More people flocked to Lygon Street at lunchtime on Sunday than on Saturday, and the pedestrian volumes were far higher than a typical Sunday night.
Melbourne lord mayor Sally Capp said she was pleased to see said COVID-safe measures were in place to welcome people back to the city safely.
“It’s wonderful to see Melburnians back in the city enjoying our shops, cafes and restaurants and bringing a sense of activity back to our streets,” she said.
Cr Capp said the visitor booth in Bourke Street Mall had reopened this week to help guide people to the area’s shopping, dining and visitor attractions.
“A COVID-safe environment is really important to encourage people back and we’ve had the city cleaning teams focus on hotspots to keep the city clean and safe.
“We also have a team of safety and support officers out on our streets helping businesses and visitors to maintain COVID-safe behaviour and physical distancing,” she said.
Other busy locations for pedestrians on weekends recorded far more foot traffic than over the past month of lockdown, but not as many people pounding the pavement as during a typical Melbourne weekend last year.
In Bourke Street Mall, often the busiest city location where the council has installed pedestrian sensors, there were five times more pedestrians than there were during an average weekend during the past month of lockdown, but still not as many visitors as there would have been on a typical Saturday or Sunday last year.
Pedestrian traffic on Swanston Street, out the front of the State Library, shows a similar trend.
Princes Bridge, which connects Swanston Street on the north bank of the Yarra River with St Kilda Road on the south, recorded more foot traffic on Sunday than Saturday.
Finally, on the footpath near the entrance of the Melbourne Convention and Exhibition Centre, Sunday’s foot traffic was almost the same as on a typical day in 2019.
The City of Melbourne has set up sensors at fixed locations throughout the central business district and surrounding areas that count the number of pedestrians each hour.
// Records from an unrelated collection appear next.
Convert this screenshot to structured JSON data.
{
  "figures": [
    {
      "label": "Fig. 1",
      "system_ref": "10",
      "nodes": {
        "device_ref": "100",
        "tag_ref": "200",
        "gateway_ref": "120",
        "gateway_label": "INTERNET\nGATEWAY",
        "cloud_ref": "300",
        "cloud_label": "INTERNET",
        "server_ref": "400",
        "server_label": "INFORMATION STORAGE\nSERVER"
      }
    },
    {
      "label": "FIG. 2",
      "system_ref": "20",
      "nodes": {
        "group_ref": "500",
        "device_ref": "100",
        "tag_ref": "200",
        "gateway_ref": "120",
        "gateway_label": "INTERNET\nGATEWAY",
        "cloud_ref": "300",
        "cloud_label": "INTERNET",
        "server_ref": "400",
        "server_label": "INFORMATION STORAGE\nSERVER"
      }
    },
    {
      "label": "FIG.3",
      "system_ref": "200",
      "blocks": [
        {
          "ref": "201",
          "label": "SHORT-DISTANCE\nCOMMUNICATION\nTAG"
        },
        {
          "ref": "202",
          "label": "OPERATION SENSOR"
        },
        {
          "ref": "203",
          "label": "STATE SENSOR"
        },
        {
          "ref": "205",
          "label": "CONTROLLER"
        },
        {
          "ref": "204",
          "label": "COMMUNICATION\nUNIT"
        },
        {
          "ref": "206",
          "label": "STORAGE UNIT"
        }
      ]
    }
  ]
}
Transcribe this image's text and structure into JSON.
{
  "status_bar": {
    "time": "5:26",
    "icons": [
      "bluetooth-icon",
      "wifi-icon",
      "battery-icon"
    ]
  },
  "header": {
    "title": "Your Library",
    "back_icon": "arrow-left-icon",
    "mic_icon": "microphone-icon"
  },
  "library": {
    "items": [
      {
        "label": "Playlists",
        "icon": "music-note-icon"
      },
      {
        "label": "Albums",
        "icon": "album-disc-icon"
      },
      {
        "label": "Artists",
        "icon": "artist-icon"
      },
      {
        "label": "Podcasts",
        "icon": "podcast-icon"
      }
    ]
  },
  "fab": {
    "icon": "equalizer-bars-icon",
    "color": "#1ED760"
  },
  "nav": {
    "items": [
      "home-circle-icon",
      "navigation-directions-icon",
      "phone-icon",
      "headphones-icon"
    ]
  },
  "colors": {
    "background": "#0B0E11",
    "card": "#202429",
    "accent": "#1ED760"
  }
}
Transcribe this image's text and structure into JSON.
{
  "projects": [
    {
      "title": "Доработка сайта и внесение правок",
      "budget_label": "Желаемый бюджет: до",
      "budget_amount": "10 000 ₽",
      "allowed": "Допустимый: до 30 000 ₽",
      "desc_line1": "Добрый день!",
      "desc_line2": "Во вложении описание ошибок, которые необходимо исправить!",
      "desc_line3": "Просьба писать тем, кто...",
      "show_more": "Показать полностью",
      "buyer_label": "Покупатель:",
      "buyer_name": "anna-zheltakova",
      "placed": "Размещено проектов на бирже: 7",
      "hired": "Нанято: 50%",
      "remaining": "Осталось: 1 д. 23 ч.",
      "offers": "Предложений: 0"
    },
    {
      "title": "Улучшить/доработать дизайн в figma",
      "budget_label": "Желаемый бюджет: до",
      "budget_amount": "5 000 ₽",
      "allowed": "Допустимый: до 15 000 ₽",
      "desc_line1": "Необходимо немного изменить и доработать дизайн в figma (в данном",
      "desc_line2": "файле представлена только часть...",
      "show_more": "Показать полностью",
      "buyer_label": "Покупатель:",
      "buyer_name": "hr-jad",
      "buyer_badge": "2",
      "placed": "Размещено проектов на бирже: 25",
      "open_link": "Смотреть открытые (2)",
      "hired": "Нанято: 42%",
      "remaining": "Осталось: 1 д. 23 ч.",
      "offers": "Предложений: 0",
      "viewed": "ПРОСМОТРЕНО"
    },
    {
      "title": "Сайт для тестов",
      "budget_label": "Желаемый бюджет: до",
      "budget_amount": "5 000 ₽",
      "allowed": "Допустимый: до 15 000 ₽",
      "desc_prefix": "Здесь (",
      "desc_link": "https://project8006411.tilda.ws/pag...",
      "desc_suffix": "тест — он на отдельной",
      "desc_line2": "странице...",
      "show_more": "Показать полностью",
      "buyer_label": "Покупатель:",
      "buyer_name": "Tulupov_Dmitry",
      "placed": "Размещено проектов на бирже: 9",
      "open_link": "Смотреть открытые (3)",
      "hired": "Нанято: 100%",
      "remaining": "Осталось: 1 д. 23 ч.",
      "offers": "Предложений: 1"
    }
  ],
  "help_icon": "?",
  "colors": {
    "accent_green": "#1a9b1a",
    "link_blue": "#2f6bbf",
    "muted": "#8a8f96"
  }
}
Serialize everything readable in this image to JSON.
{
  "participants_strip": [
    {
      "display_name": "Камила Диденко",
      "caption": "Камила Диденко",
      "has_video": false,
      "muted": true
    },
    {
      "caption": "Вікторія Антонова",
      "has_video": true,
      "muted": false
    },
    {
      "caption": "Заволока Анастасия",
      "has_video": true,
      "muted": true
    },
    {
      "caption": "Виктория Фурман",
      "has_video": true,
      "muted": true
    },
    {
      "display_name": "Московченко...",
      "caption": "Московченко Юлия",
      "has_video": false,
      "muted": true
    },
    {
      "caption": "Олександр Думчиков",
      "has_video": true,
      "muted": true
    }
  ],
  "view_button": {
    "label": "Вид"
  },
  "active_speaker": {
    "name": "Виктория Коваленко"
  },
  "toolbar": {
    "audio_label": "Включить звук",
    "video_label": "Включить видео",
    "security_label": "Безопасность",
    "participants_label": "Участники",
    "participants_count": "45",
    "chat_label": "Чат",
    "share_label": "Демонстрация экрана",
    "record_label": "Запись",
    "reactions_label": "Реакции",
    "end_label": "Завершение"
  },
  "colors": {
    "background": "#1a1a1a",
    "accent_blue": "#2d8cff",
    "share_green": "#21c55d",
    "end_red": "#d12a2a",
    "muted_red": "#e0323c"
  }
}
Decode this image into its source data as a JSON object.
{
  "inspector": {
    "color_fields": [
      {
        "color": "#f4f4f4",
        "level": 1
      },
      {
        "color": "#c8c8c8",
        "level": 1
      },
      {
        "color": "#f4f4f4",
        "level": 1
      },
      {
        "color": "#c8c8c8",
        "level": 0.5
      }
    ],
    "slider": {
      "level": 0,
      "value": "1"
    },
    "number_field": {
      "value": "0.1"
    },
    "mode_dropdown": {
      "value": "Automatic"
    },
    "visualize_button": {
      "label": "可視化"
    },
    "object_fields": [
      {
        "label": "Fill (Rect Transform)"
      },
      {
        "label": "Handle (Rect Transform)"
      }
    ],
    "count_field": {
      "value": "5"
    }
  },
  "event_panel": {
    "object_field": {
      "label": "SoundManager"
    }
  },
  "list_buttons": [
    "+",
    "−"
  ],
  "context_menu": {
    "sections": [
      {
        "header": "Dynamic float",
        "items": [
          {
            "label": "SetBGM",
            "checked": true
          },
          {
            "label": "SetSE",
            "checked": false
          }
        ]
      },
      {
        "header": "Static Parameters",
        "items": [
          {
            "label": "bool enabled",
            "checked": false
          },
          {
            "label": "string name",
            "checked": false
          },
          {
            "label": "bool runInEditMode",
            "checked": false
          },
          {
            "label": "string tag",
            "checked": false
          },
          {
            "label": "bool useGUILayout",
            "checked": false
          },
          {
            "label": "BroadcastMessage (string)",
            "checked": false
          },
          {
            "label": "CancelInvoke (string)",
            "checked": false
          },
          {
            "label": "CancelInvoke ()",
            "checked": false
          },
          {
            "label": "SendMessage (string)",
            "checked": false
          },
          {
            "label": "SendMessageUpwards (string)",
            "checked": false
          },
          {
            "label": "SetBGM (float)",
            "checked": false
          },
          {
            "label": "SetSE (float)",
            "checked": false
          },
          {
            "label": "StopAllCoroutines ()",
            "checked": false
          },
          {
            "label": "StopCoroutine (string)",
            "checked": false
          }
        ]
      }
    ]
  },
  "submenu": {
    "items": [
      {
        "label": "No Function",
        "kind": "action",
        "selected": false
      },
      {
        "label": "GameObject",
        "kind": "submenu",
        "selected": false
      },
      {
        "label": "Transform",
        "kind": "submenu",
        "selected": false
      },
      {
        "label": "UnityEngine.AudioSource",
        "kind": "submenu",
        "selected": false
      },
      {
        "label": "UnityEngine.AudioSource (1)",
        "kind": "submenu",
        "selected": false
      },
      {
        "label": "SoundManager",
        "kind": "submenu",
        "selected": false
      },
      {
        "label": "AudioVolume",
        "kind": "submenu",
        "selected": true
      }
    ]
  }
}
The sensors were installed for city planning purposes and have been placed on light poles or awnings to keep track of how many people use the footpath below.
Craig Butt joined The Age in 2011 and specialises in data-driven journalism.